Director: James Mangold
The newest addition to the X-Men galaxy of the Marvel universe is Logan, a darker take on the comic book genre and the latest of these films to seek out an R-rating. Deadpool went the same route, aiming at an adult audience who could appreciate a violent, vulgar action film, instead of the younger crowd who might enjoy things a bit on the lighter side. But while Deadpool went comedic, Logan goes completely black, leaving behind any vestige of the silly antics we’ve seen before from this style. We knew exactly what this film would be, based on the trailers and the stills, and it will not disappoint those looking for a bleaker, more desperate take on the story, or those ready to see adamantium back in action in the bloodiest way possible.
In the near future, mutants have ceased to exist. Those who haven’t died already are aging in hiding, while no new mutant children are born any longer. It’s as if the population has been culled of the gene, perhaps even naturally, and Professor X’s vision of an advanced race of heroes has evaporated. Charles is unwell, is losing control of his mind, and is being kept half prisoner, half patient by Wolverine. Logan is just trying to raise enough money so that he and the Professor can leave the desert, live out the rest of their short lives in peace, and try to forget the painful past. But a woman who claims that she has a mutant child is insistent that Logan help them reach safety, ahead of a group of sinister thugs who want the girl for their own evil purposes.
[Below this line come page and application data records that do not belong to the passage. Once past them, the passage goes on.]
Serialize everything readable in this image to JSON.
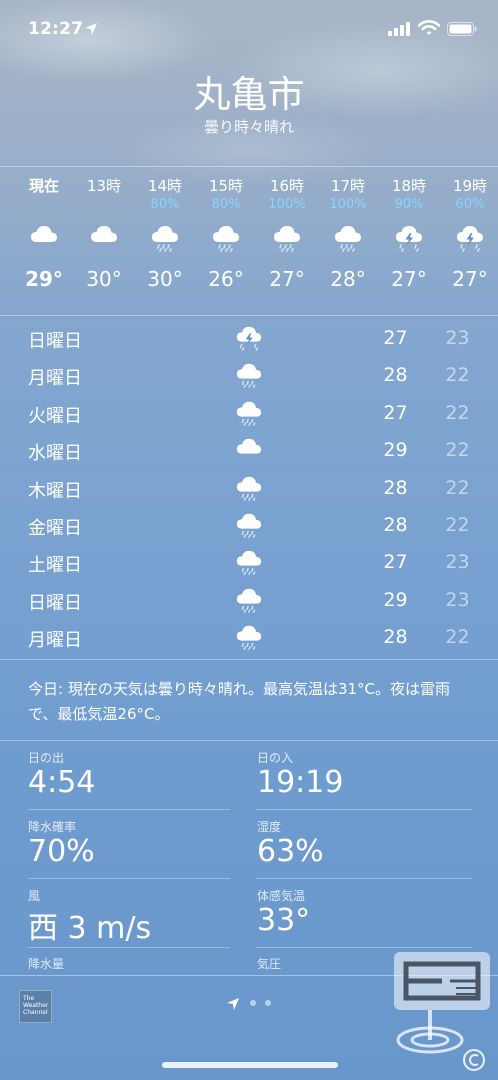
{
  "status_bar": {
    "time": "12:27"
  },
  "header": {
    "city": "丸亀市",
    "condition": "曇り時々晴れ"
  },
  "hourly": [
    {
      "label": "現在",
      "precip": "",
      "icon": "cloud-icon",
      "temp": "29°"
    },
    {
      "label": "13時",
      "precip": "",
      "icon": "cloud-icon",
      "temp": "30°"
    },
    {
      "label": "14時",
      "precip": "80%",
      "icon": "cloud-rain-icon",
      "temp": "30°"
    },
    {
      "label": "15時",
      "precip": "80%",
      "icon": "cloud-rain-icon",
      "temp": "26°"
    },
    {
      "label": "16時",
      "precip": "100%",
      "icon": "cloud-rain-icon",
      "temp": "27°"
    },
    {
      "label": "17時",
      "precip": "100%",
      "icon": "cloud-rain-icon",
      "temp": "28°"
    },
    {
      "label": "18時",
      "precip": "90%",
      "icon": "cloud-bolt-rain-icon",
      "temp": "27°"
    },
    {
      "label": "19時",
      "precip": "60%",
      "icon": "cloud-bolt-rain-icon",
      "temp": "27°"
    }
  ],
  "daily": [
    {
      "day": "日曜日",
      "icon": "cloud-bolt-rain-icon",
      "high": "27",
      "low": "23"
    },
    {
      "day": "月曜日",
      "icon": "cloud-rain-icon",
      "high": "28",
      "low": "22"
    },
    {
      "day": "火曜日",
      "icon": "cloud-rain-icon",
      "high": "27",
      "low": "22"
    },
    {
      "day": "水曜日",
      "icon": "cloud-icon",
      "high": "29",
      "low": "22"
    },
    {
      "day": "木曜日",
      "icon": "cloud-rain-icon",
      "high": "28",
      "low": "22"
    },
    {
      "day": "金曜日",
      "icon": "cloud-rain-icon",
      "high": "28",
      "low": "22"
    },
    {
      "day": "土曜日",
      "icon": "cloud-rain-icon",
      "high": "27",
      "low": "23"
    },
    {
      "day": "日曜日",
      "icon": "cloud-rain-icon",
      "high": "29",
      "low": "23"
    },
    {
      "day": "月曜日",
      "icon": "cloud-rain-icon",
      "high": "28",
      "low": "22"
    }
  ],
  "summary": "今日: 現在の天気は曇り時々晴れ。最高気温は31°C。夜は雷雨で、最低気温26°C。",
  "details": {
    "sunrise_label": "日の出",
    "sunrise": "4:54",
    "sunset_label": "日の入",
    "sunset": "19:19",
    "precip_chance_label": "降水確率",
    "precip_chance": "70%",
    "humidity_label": "湿度",
    "humidity": "63%",
    "wind_label": "風",
    "wind": "西 3 m/s",
    "feels_like_label": "体感気温",
    "feels_like": "33°",
    "precip_amount_label": "降水量",
    "pressure_label": "気圧"
  },
  "footer": {
    "logo_text": "The Weather Channel",
    "page_count": 3,
    "current_page": 0
  },
  "colors": {
    "precip_text": "#8ad4ff",
    "low_temp_text": "rgba(255,255,255,0.55)"
  }
}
Violent, check. Gory, check. Worthy of its R-rating, check. This is the edgy X-men film we’ve been waiting for, and while Deadpool opened the door, Logan comes crashing through the frame with its claws ripping. Those who have grown accustomed to typical comic book fare will be in for a bit of a shock if they didn’t prepare themselves before sitting down to watch; this movie is more Terminator than X-Men really, more Western than action/adventure. Some are calling it a pure Western, but I wouldn’t go that far. It really is much more similar to Terminator 2: Judgement Day than anything else, and that’s not a knock, that’s just calling a spade a spade. Logan is a bleak look at our future, a film laden with metaphor, and an enjoyable comic book film to boot.
Hugh Jackman and Patrick Stewart are retiring from their roles after this movie, so enjoy them while you can. They are the perfect pair to play the juxtaposing personalities of Charles and Logan, two high-quality actors who may not be perennial Oscar-contenders, but have more than enough ability to elevate action roles into something more meaningful. And the addition of a few fascinating characters was appreciated as well: Boyd Holbrook, who I love, as Pierce, Stephen Merchant as Caliban, Dafne Keen as little Laura. Everyone came together to form a solid feature, something that innovates while still harking back, a movie that should please a large audience and make us thirsty for more.
My rating: ☆ ☆ ☆ ☆